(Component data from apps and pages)
= = = = =
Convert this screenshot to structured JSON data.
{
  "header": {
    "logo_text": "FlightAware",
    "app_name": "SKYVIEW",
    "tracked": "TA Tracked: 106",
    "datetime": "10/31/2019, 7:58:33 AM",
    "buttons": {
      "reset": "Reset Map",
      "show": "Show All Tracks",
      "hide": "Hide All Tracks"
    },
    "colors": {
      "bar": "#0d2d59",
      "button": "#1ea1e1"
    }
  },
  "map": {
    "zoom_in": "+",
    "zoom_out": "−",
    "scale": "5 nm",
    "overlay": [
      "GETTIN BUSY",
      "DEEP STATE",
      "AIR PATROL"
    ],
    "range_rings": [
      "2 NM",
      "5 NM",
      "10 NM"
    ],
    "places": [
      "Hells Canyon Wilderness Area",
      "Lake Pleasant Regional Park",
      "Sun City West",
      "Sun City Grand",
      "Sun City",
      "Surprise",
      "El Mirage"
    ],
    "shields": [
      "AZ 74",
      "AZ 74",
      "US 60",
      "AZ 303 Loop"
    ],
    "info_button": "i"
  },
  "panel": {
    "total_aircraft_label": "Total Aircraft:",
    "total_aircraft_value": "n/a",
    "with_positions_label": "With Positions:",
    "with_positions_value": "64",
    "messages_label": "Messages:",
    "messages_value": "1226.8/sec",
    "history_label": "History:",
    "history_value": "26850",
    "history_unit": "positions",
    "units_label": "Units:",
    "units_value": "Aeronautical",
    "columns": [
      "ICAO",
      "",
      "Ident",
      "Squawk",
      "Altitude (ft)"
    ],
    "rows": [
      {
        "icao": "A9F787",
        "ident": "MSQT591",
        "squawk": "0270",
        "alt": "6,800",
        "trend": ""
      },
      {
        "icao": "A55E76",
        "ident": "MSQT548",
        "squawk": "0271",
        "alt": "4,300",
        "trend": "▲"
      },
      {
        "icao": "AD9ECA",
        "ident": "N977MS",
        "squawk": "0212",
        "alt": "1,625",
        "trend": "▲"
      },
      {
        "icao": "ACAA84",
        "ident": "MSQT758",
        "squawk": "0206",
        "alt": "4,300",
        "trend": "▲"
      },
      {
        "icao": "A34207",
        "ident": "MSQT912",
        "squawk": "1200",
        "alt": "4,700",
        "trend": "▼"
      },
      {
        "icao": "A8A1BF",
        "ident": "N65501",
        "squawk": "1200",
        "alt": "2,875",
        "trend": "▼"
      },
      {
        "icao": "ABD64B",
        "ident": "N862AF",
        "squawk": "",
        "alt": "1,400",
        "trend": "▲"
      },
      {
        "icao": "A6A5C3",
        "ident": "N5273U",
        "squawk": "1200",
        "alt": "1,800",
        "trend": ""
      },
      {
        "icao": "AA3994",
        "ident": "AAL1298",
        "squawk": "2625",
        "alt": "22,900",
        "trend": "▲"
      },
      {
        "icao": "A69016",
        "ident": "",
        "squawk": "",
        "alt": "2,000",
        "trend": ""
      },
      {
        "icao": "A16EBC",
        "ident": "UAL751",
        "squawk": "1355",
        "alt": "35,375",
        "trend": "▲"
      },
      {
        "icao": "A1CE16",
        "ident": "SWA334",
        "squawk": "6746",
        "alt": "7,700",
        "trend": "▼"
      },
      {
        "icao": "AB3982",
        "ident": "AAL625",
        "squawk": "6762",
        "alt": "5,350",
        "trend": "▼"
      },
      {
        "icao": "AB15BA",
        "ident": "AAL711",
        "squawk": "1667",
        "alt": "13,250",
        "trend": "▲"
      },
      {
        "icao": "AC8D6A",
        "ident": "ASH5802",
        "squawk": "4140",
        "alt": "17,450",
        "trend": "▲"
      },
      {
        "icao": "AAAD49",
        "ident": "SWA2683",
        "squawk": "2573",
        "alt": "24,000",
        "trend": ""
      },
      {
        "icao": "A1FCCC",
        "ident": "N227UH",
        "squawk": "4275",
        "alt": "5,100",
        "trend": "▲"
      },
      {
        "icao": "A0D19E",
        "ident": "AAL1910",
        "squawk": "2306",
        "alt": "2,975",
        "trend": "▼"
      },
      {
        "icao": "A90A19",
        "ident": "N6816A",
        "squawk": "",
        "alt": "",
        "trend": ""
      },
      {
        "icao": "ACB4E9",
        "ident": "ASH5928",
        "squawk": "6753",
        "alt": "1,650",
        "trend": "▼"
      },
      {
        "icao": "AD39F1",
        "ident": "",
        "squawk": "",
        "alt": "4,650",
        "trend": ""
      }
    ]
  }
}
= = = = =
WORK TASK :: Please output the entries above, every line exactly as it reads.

RESULT FOR THIS EXERCISE ::
Convert this screenshot to structured JSON data.
{
  "header": {
    "logo_text": "FlightAware",
    "app_name": "SKYVIEW",
    "tracked": "TA Tracked: 106",
    "datetime": "10/31/2019, 7:58:33 AM",
    "buttons": {
      "reset": "Reset Map",
      "show": "Show All Tracks",
      "hide": "Hide All Tracks"
    },
    "colors": {
      "bar": "#0d2d59",
      "button": "#1ea1e1"
    }
  },
  "map": {
    "zoom_in": "+",
    "zoom_out": "−",
    "scale": "5 nm",
    "overlay": [
      "GETTIN BUSY",
      "DEEP STATE",
      "AIR PATROL"
    ],
    "range_rings": [
      "2 NM",
      "5 NM",
      "10 NM"
    ],
    "places": [
      "Hells Canyon Wilderness Area",
      "Lake Pleasant Regional Park",
      "Sun City West",
      "Sun City Grand",
      "Sun City",
      "Surprise",
      "El Mirage"
    ],
    "shields": [
      "AZ 74",
      "AZ 74",
      "US 60",
      "AZ 303 Loop"
    ],
    "info_button": "i"
  },
  "panel": {
    "total_aircraft_label": "Total Aircraft:",
    "total_aircraft_value": "n/a",
    "with_positions_label": "With Positions:",
    "with_positions_value": "64",
    "messages_label": "Messages:",
    "messages_value": "1226.8/sec",
    "history_label": "History:",
    "history_value": "26850",
    "history_unit": "positions",
    "units_label": "Units:",
    "units_value": "Aeronautical",
    "columns": [
      "ICAO",
      "",
      "Ident",
      "Squawk",
      "Altitude (ft)"
    ],
    "rows": [
      {
        "icao": "A9F787",
        "ident": "MSQT591",
        "squawk": "0270",
        "alt": "6,800",
        "trend": ""
      },
      {
        "icao": "A55E76",
        "ident": "MSQT548",
        "squawk": "0271",
        "alt": "4,300",
        "trend": "▲"
      },
      {
        "icao": "AD9ECA",
        "ident": "N977MS",
        "squawk": "0212",
        "alt": "1,625",
        "trend": "▲"
      },
      {
        "icao": "ACAA84",
        "ident": "MSQT758",
        "squawk": "0206",
        "alt": "4,300",
        "trend": "▲"
      },
      {
        "icao": "A34207",
        "ident": "MSQT912",
        "squawk": "1200",
        "alt": "4,700",
        "trend": "▼"
      },
      {
        "icao": "A8A1BF",
        "ident": "N65501",
        "squawk": "1200",
        "alt": "2,875",
        "trend": "▼"
      },
      {
        "icao": "ABD64B",
        "ident": "N862AF",
        "squawk": "",
        "alt": "1,400",
        "trend": "▲"
      },
      {
        "icao": "A6A5C3",
        "ident": "N5273U",
        "squawk": "1200",
        "alt": "1,800",
        "trend": ""
      },
      {
        "icao": "AA3994",
        "ident": "AAL1298",
        "squawk": "2625",
        "alt": "22,900",
        "trend": "▲"
      },
      {
        "icao": "A69016",
        "ident": "",
        "squawk": "",
        "alt": "2,000",
        "trend": ""
      },
      {
        "icao": "A16EBC",
        "ident": "UAL751",
        "squawk": "1355",
        "alt": "35,375",
        "trend": "▲"
      },
      {
        "icao": "A1CE16",
        "ident": "SWA334",
        "squawk": "6746",
        "alt": "7,700",
        "trend": "▼"
      },
      {
        "icao": "AB3982",
        "ident": "AAL625",
        "squawk": "6762",
        "alt": "5,350",
        "trend": "▼"
      },
      {
        "icao": "AB15BA",
        "ident": "AAL711",
        "squawk": "1667",
        "alt": "13,250",
        "trend": "▲"
      },
      {
        "icao": "AC8D6A",
        "ident": "ASH5802",
        "squawk": "4140",
        "alt": "17,450",
        "trend": "▲"
      },
      {
        "icao": "AAAD49",
        "ident": "SWA2683",
        "squawk": "2573",
        "alt": "24,000",
        "trend": ""
      },
      {
        "icao": "A1FCCC",
        "ident": "N227UH",
        "squawk": "4275",
        "alt": "5,100",
        "trend": "▲"
      },
      {
        "icao": "A0D19E",
        "ident": "AAL1910",
        "squawk": "2306",
        "alt": "2,975",
        "trend": "▼"
      },
      {
        "icao": "A90A19",
        "ident": "N6816A",
        "squawk": "",
        "alt": "",
        "trend": ""
      },
      {
        "icao": "ACB4E9",
        "ident": "ASH5928",
        "squawk": "6753",
        "alt": "1,650",
        "trend": "▼"
      },
      {
        "icao": "AD39F1",
        "ident": "",
        "squawk": "",
        "alt": "4,650",
        "trend": ""
      }
    ]
  }
}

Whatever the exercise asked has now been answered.